WORK TO COMPLETE
Your task is to return the listing below word for word, without any of its images.

################

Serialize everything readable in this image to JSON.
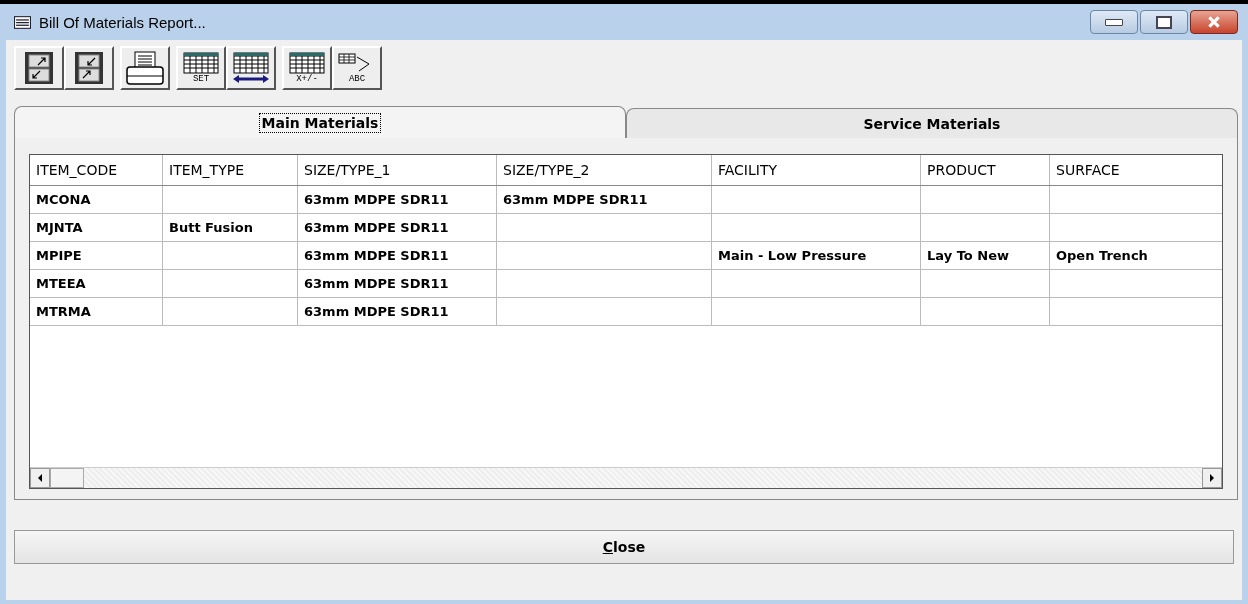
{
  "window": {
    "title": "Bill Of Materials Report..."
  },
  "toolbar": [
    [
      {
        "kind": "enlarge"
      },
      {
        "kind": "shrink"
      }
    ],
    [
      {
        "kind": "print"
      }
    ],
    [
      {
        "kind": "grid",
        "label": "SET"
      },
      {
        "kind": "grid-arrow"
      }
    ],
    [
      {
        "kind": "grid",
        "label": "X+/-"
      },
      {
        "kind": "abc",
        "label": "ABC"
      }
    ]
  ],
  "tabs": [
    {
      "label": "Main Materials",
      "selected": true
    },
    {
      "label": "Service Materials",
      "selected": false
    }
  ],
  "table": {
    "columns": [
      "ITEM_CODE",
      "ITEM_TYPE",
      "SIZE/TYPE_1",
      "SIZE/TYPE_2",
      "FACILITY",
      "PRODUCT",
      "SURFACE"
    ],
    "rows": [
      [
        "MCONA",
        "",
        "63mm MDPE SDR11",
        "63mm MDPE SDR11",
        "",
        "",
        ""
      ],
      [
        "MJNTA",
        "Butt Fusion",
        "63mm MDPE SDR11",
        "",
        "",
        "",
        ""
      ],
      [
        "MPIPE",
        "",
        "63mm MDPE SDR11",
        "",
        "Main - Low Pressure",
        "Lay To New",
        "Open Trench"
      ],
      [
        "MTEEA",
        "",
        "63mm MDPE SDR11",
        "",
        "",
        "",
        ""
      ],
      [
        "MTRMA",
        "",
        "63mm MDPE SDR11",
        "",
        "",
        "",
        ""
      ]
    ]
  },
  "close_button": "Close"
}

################

ANSWER SECTION
Serialize everything readable in this image to JSON.
{
  "window": {
    "title": "Bill Of Materials Report..."
  },
  "toolbar": [
    [
      {
        "kind": "enlarge"
      },
      {
        "kind": "shrink"
      }
    ],
    [
      {
        "kind": "print"
      }
    ],
    [
      {
        "kind": "grid",
        "label": "SET"
      },
      {
        "kind": "grid-arrow"
      }
    ],
    [
      {
        "kind": "grid",
        "label": "X+/-"
      },
      {
        "kind": "abc",
        "label": "ABC"
      }
    ]
  ],
  "tabs": [
    {
      "label": "Main Materials",
      "selected": true
    },
    {
      "label": "Service Materials",
      "selected": false
    }
  ],
  "table": {
    "columns": [
      "ITEM_CODE",
      "ITEM_TYPE",
      "SIZE/TYPE_1",
      "SIZE/TYPE_2",
      "FACILITY",
      "PRODUCT",
      "SURFACE"
    ],
    "rows": [
      [
        "MCONA",
        "",
        "63mm MDPE SDR11",
        "63mm MDPE SDR11",
        "",
        "",
        ""
      ],
      [
        "MJNTA",
        "Butt Fusion",
        "63mm MDPE SDR11",
        "",
        "",
        "",
        ""
      ],
      [
        "MPIPE",
        "",
        "63mm MDPE SDR11",
        "",
        "Main - Low Pressure",
        "Lay To New",
        "Open Trench"
      ],
      [
        "MTEEA",
        "",
        "63mm MDPE SDR11",
        "",
        "",
        "",
        ""
      ],
      [
        "MTRMA",
        "",
        "63mm MDPE SDR11",
        "",
        "",
        "",
        ""
      ]
    ]
  },
  "close_button": "Close"
}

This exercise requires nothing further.